* _Records_:
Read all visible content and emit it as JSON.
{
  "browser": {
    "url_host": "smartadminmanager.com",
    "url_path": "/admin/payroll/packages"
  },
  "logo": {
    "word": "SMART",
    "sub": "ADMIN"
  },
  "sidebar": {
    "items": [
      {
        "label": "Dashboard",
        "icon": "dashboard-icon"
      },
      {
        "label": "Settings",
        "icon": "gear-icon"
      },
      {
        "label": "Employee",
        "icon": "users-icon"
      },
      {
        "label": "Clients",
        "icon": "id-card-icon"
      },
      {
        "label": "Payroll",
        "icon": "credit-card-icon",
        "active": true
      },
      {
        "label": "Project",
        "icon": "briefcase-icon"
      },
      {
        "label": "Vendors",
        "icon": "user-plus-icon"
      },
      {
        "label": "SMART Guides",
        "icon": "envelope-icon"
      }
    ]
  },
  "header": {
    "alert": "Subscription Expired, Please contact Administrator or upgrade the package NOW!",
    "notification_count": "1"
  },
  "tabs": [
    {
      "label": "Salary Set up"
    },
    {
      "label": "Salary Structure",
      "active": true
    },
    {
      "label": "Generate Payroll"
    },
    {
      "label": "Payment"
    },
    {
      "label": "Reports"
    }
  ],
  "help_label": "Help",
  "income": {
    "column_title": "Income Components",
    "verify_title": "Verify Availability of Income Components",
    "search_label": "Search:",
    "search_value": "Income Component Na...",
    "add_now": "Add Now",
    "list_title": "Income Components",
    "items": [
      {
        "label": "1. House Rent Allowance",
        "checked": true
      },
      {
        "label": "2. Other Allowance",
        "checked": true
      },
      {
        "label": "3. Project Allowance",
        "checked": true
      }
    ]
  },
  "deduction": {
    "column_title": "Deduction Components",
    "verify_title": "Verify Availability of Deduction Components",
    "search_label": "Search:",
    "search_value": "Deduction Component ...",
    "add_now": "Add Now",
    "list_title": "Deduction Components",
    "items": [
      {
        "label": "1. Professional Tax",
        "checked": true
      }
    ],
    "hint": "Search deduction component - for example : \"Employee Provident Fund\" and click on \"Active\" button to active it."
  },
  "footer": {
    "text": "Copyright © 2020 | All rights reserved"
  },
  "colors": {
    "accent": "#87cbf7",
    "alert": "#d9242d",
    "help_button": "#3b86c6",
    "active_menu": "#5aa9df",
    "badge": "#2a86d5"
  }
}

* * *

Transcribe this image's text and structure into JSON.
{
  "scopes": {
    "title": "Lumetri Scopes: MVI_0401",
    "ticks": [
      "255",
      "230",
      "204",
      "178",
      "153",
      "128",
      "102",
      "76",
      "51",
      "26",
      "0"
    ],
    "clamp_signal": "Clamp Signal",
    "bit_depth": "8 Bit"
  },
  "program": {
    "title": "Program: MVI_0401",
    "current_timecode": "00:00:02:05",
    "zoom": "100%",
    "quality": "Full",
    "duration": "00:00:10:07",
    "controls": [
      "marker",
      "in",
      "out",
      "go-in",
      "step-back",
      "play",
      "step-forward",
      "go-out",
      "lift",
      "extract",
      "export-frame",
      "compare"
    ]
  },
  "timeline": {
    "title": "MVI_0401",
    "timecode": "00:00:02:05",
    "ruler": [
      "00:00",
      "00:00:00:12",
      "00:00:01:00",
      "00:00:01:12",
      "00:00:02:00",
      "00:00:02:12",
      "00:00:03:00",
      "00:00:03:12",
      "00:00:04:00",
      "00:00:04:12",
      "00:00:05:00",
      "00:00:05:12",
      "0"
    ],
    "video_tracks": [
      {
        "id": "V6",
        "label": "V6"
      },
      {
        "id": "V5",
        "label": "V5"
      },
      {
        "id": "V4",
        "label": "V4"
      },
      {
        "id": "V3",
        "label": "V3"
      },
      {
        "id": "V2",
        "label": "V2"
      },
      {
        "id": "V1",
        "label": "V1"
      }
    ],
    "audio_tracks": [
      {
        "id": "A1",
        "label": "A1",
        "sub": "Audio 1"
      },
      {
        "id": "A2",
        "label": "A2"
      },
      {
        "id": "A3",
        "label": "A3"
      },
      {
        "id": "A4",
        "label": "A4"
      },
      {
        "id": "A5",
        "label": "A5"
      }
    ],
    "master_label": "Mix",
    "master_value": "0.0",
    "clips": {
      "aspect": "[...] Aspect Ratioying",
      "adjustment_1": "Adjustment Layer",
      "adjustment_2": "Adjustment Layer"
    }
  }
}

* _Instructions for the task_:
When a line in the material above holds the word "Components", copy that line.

* _Answer_:
    "column_title": "Income Components",
    "verify_title": "Verify Availability of Income Components",
    "list_title": "Income Components",
    "column_title": "Deduction Components",
    "verify_title": "Verify Availability of Deduction Components",
    "list_title": "Deduction Components",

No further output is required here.